Ladies and Gentlemen, this is the latest in a series of hearings the Helsinki Commission has held on Central Asia -- in May 1999, we examined the political and human rights situation in Kazakstan; in October 1999 we turned our attention to Uzbekistan, and in March 2000 we held a hearing on Turkmenistan.
We have been planning for some time to hold this hearing on Kyrgyzstan, one of the less well known new states in Central Asia. Since September 11 and the commencement of U.S. military action in Afghanistan, even Americans unfamiliar with this region have learned more about the “stans” than they probably knew in the previous ten years of these countries’ independent existence.
Unfortunately, the trend lines in these states have been extremely discouraging. After a relatively brief period of hopefulness in the early 1990s, most analysts have concluded that Central Asia has become a “black hole” of human rights. “Super presidents” determined to remain in power indefinitely now dominate their political systems, resorting to any means necessary to eliminate political opponents, intimidate political opposition – where it is tolerated at all – and muzzle the press.
In that connection, since disappointment is a function of expectations, I think it would be fair to say that Kyrgyzstan, under the leadership of President Askar Akaev, is the most disappointing country in the former USSR. For years, Kyrgyzstan was considered the most democratic country in Central Asia. At one point, President Clinton’s Deputy Secretary of State Strobe Talbott even called Akaev “the Thomas Jefferson of Central Asia.”
Today, nobody would use such language. Alas, Kyrgyzstan, after this promising beginning, has followed paths blazed by neighboring countries. Presidential and parliamentary elections have been rigged; after last year’s parliamentary election, the OSCE’s Office for Democratic Institutions and Human Rights openly questioned the results in the district where President Akaev’s leading rival, Felix Kulov, ran and concluded that the authorities had stolen his victory. OSCE Secretary General Jan Kubis said while visiting Bishkek after the second round that the election had been a “blemish” on the reputation of the government and the president.
Mr. Kulov was subsequently arrested for embezzlement and abusing his authority when he was Minister of Internal Affairs. After 5 months in jail, he was tried in a closed military court in August 2000. To everyone’s astonishment, he was acquitted. But the prosecutor appealed Kulov’s acquittal and in January 2001, Felix Kulov was convicted and sentenced to 7 years. He still sits in jail today and Amnesty International considers him a political prisoner.
Apart from the removal of potential rivals from the political arena, Kyrgyzstan’s authorities have carried out a severe crackdown on the media. In the last few years, almost all of the opposition and independent newspapers have been forced to close after losing lawsuits when officials who had been accused of corruption launched slander cases against media outlets, and judges – to nobody’s surprise – ruled in favor of the plaintiff.

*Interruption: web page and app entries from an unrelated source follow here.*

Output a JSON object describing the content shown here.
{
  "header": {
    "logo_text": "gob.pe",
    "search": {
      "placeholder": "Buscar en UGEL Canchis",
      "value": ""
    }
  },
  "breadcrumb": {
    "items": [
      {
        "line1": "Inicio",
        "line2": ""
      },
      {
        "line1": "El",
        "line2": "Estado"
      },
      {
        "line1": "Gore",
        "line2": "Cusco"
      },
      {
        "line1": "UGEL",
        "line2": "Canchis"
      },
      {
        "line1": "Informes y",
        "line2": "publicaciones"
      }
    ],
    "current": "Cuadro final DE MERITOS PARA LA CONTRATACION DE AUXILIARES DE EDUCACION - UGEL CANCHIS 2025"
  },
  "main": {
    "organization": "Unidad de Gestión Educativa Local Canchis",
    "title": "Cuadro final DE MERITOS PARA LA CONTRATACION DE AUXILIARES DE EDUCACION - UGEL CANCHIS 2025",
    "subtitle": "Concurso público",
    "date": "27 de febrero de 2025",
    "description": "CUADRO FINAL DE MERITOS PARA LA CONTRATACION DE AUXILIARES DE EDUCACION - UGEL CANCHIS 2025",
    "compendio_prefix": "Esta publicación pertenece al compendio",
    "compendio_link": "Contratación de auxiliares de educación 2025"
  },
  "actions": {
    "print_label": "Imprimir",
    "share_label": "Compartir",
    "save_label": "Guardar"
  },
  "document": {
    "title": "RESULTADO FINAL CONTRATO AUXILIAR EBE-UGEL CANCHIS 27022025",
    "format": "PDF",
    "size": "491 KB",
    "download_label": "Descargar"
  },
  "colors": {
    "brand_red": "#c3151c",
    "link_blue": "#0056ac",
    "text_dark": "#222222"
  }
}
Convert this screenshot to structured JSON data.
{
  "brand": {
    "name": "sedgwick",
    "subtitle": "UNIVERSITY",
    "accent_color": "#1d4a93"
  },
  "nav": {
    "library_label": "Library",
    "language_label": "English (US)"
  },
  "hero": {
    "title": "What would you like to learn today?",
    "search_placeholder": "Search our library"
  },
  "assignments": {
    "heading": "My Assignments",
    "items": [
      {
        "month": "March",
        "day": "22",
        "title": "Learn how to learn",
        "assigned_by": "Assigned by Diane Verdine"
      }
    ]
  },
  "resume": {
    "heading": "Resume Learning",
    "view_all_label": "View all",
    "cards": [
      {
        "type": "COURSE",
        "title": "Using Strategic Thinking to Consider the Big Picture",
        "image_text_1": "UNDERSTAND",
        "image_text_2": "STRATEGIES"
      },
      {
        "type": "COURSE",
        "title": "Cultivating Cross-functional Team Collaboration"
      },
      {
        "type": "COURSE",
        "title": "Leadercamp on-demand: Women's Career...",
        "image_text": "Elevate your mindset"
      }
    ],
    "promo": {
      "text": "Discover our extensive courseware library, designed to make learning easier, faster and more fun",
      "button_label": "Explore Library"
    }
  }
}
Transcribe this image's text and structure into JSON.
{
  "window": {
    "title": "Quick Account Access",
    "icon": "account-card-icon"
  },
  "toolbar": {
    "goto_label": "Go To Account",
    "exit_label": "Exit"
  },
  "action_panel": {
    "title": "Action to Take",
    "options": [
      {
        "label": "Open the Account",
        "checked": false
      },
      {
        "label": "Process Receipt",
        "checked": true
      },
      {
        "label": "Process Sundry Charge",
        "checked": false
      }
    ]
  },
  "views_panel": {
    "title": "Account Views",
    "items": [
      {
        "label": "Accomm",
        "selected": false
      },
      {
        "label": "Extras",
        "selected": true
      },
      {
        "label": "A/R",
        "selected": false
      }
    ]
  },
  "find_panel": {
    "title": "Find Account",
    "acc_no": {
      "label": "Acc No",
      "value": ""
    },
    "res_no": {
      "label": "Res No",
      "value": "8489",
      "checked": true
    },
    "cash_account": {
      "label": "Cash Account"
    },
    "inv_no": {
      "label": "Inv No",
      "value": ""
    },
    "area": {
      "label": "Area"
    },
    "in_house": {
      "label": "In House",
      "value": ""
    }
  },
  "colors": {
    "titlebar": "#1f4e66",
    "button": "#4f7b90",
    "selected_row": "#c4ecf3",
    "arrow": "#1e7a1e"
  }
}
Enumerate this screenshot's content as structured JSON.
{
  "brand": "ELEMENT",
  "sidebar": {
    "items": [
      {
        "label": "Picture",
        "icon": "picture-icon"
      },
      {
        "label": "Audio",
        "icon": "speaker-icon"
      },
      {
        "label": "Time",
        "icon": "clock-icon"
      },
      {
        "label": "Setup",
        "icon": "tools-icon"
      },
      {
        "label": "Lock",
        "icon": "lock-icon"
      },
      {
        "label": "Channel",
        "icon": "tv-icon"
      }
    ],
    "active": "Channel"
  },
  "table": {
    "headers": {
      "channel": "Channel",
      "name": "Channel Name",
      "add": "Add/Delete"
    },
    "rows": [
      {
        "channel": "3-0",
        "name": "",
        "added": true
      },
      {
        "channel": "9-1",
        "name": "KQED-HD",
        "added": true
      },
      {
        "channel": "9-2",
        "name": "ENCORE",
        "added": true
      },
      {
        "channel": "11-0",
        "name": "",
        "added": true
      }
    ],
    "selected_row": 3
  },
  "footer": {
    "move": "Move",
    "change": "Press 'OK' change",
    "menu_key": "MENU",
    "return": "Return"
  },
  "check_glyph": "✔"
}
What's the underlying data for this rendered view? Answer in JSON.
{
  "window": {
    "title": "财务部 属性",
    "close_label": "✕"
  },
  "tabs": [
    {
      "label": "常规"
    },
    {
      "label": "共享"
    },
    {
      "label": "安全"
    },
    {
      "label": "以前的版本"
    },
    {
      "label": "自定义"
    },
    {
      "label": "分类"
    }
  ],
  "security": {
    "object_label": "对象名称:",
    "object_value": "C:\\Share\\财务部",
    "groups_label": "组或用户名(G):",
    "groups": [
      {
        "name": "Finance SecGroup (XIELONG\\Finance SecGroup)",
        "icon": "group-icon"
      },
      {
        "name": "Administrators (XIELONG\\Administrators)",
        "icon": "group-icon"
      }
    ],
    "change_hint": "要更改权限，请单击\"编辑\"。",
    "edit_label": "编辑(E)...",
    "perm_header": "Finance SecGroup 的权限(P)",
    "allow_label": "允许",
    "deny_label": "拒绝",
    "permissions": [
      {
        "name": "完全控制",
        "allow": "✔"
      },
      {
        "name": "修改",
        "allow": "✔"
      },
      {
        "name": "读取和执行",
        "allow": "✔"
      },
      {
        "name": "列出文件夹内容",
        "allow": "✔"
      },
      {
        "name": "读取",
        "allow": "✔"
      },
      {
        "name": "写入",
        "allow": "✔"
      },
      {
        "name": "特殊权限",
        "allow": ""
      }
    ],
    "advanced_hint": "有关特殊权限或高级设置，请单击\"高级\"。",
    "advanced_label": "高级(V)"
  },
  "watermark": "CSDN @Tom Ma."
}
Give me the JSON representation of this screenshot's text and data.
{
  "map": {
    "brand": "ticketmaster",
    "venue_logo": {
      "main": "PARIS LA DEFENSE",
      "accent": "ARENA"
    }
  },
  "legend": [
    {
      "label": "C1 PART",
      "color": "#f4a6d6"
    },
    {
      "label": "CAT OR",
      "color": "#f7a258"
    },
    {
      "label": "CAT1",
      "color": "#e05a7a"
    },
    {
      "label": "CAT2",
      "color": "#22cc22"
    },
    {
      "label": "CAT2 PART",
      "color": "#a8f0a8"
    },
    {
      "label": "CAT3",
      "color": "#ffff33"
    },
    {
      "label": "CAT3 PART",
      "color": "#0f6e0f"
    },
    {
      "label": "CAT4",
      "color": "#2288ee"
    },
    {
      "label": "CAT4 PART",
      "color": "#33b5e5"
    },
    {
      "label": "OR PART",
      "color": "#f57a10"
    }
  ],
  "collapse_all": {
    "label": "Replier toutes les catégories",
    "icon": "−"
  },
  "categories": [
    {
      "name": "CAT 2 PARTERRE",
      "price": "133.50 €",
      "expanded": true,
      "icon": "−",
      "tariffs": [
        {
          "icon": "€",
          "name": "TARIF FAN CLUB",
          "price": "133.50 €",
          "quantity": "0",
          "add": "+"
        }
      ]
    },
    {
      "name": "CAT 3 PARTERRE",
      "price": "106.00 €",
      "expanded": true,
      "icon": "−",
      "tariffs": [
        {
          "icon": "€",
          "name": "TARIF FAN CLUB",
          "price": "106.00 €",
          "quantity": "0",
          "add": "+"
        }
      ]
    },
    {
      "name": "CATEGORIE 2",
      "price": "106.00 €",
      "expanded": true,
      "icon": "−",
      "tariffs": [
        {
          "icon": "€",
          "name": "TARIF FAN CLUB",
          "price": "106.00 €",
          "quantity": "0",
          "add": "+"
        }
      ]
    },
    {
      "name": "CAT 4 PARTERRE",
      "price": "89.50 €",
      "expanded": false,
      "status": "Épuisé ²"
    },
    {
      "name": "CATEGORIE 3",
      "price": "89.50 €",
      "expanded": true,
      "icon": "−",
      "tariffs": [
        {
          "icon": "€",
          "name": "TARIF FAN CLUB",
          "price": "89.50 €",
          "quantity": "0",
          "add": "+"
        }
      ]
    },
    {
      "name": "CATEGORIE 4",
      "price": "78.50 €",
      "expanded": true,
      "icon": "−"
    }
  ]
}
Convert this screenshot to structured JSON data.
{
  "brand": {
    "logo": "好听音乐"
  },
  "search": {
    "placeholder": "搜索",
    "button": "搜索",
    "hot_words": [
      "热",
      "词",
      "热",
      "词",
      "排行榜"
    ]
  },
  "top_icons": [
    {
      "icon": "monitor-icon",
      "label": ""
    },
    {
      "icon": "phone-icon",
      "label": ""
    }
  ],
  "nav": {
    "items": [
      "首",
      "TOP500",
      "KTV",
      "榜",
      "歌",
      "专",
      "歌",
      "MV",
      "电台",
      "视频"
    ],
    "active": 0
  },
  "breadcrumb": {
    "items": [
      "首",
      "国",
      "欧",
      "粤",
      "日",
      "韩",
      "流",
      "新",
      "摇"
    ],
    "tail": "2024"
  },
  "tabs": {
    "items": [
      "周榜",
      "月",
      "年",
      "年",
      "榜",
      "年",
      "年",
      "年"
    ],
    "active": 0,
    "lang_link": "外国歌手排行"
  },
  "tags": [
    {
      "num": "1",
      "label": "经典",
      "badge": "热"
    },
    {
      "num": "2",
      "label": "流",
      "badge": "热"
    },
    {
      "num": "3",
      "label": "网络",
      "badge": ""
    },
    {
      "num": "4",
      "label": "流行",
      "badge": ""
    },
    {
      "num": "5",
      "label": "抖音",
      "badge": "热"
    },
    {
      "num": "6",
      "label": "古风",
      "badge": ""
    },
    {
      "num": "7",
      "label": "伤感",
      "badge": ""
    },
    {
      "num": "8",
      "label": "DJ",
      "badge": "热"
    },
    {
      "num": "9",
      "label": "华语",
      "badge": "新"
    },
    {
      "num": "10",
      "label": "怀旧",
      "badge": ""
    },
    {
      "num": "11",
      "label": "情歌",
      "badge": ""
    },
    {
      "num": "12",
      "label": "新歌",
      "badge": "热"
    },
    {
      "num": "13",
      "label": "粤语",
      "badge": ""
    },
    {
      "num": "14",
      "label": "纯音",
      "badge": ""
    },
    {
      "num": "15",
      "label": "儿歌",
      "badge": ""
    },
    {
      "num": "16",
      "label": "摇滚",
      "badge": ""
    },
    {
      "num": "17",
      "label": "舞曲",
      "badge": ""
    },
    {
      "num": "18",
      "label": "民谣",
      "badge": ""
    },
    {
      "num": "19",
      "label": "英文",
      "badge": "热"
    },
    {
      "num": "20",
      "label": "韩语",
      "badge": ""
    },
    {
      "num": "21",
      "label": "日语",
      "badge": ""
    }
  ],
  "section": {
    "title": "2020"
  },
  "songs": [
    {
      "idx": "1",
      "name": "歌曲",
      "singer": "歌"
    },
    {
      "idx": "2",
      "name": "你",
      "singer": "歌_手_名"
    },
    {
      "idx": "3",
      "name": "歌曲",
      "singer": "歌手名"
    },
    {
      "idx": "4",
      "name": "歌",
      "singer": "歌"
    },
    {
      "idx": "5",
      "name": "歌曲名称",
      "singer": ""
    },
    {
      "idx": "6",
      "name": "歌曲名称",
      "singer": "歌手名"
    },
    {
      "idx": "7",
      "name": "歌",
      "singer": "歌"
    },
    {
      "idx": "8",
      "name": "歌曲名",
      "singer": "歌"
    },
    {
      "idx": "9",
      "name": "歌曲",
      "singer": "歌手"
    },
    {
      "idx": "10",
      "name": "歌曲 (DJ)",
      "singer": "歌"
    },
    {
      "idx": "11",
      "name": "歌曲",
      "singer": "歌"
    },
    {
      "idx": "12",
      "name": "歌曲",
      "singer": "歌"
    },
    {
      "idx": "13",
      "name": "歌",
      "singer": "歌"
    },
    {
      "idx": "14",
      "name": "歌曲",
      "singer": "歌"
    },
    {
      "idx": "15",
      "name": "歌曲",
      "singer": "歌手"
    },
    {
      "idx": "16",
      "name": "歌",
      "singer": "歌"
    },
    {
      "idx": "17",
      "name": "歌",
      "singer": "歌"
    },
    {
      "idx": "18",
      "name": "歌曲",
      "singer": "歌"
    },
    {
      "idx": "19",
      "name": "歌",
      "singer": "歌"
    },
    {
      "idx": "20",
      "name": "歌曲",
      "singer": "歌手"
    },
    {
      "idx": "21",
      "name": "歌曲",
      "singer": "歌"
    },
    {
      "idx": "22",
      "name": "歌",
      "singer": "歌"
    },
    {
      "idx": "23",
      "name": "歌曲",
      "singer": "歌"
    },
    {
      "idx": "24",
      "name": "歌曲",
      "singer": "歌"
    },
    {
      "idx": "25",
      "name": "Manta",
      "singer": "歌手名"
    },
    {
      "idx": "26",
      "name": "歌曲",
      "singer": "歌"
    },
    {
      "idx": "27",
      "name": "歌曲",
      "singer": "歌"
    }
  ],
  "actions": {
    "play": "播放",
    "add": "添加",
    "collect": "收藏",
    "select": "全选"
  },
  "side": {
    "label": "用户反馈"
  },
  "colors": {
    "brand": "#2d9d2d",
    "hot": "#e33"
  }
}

This method is also employed both at the central and local levels: we are aware of several cases outside the capital city of Bishkek where journalists who had tried to investigate official corruption have been accused of some crime and incarcerated.
Nor have human rights groups been immune. The Kyrgyz Committee for Human Rights has been targeted for years and its leader, Ramazan Dyryldaev, has been in forced exile since July 2000 for fear that he will be found guilty in a highly dubious criminal case.
These are serious concerns. But I am particularly worried about the possibility that in our understandable rush to cooperate with these regimes on combating international terrorism, we will overlook or de-emphasize human rights. True, the Bush administration has promised this won’t happen: National Security Advisor Condoleezza Rice has said: “We are not going to stop talking about the things that matter to us -- human rights, religious freedom and so forth and so on. We're going to continue to press those things. We would not be America if we did not.”
But I’ve seen with China how the U.S. human rights agenda ends up taking a back seat to geopolitics and economics. I hope that won’t happen in Central Asia.
So I look forward to hearing from our witnesses and welcome their ideas about how best to match American rhetoric about human rights with concrete policies. I am especially interested in hearing from the Department of State how the cause for human rights has been advanced by the Secretary’s recent visit to the region and what the Department is planning to do now.